Train smart, train consistently and train with fun!

Cheers

MDW
 

Triathlon...Just Have Fun!

Welcome to the first of a series of posts in triathlon related topics. This first post is about the sport of triathlon in general.

You have foud this article because either someone told you about the Northern Lights Triathlon Club or you might have seen one of the signs or you are already a member. The important part is that you are reading this now! 

Triathlon is the combination of swimming, biking, running in that order all back to back. Doing one of these sports can be tough enough on for anybody, the fun and challange is doing them all together. The thought of doing multiple sports at the same time can be scary at first, rest assured...everyone felt that way when they first thought about it. I remember my first introduction to the sport very well. I was running on the track at our local sports complex for the hundred time and it was getting a little boring. I was in need to change things up and well it happened to be then at that exact time that the spin coach said "free trial" as I was running through that specific corner of the track! I gave it a shot and before I knew it I was part of the club and training with a bunch of new friends.

The initial hurdle of getting into the sport is often "where do I start?", "Do I need all that gear?", "I can't swim well" and the list goes on. Really you don't need much to start in triathlon or even race if that is what you want to do. A pair of running shoes, swim cap and swim goggles. The rest you most likley already own. Really you just need to take the first step to wanting to try something new...and if you don't want to then don't! The key to doing any sport or activity is to enjoy it and know why you are doing it. 

In most clubs including NLTC there is a variaty of people training.
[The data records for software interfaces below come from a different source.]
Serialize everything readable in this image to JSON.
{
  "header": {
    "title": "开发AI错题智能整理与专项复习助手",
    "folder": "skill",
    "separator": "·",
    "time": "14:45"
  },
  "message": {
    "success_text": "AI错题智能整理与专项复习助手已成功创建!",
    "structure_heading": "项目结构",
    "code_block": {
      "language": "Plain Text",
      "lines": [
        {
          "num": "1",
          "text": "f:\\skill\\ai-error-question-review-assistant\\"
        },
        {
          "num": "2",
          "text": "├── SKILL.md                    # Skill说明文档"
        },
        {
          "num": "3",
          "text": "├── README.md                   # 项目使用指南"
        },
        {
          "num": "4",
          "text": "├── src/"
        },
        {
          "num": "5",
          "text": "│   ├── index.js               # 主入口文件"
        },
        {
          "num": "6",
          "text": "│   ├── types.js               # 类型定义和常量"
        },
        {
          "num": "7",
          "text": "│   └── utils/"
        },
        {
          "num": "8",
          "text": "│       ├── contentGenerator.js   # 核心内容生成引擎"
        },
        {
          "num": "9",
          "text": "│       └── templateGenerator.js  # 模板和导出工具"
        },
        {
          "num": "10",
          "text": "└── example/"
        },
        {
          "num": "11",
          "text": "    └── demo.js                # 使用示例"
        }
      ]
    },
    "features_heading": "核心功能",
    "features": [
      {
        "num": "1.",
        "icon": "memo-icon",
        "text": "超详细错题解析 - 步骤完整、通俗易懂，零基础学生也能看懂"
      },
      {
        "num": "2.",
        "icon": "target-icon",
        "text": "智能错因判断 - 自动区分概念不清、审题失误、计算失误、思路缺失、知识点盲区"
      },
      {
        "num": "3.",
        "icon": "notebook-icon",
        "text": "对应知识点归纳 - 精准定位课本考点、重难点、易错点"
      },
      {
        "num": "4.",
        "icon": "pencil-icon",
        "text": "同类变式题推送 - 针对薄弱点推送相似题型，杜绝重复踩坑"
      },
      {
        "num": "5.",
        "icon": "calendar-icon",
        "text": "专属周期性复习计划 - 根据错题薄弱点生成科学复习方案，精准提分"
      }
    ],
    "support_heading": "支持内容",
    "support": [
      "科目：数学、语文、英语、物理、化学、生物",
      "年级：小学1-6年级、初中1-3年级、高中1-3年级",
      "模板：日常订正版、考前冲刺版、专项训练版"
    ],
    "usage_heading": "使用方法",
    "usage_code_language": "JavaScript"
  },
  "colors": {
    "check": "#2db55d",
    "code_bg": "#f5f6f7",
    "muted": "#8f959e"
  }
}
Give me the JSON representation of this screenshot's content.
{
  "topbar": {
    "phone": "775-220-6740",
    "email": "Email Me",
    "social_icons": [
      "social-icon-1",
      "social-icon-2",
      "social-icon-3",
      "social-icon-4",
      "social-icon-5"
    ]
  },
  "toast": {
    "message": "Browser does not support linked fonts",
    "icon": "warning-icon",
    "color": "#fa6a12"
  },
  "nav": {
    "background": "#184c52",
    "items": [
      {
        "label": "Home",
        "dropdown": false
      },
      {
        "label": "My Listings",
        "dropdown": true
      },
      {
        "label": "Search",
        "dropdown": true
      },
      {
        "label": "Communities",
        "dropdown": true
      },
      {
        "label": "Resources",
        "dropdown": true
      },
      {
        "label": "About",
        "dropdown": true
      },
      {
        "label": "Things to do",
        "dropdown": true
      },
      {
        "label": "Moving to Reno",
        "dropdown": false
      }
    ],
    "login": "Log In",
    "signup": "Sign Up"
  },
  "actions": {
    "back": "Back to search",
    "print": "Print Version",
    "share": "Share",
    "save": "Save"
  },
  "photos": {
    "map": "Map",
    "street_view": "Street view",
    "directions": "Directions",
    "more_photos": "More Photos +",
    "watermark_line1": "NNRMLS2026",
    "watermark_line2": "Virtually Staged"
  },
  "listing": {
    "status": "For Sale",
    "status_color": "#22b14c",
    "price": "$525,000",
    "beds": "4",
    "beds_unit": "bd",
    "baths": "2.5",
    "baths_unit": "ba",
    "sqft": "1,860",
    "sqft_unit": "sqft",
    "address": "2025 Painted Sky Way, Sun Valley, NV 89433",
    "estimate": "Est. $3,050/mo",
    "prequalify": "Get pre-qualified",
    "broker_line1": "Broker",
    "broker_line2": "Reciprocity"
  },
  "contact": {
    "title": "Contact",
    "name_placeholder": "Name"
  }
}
You'll see those that have been doing it for many years as well as those that are brand new. The important thing to realize is that everybody was new at some point. If you come with a positive attitude and want to learn you'll be amazed with what "old times" are willing to share with you. Trust me when I say it helps a lot to learn from other people's mistakes! Just give it a shot if you are interested in triathlon, I know it is one of the best sports I have done in my life!

Here is my top advice for anybody new to the sport and even those with experience:

1. Have FUN!
2. Your body is way smarter than you (sorry but it's true!), so just listen to it!
3. Training with friends is more fun than alone
4. Train alone if you need to and don't feel bad
5. Have more FUN!

Some of the future posts will dive into details for each sport as well as general training advice and random facts that will help you having fun in the sport. The key in this is that all you need is the desire to get out there and tri!

Talk soon!

MDW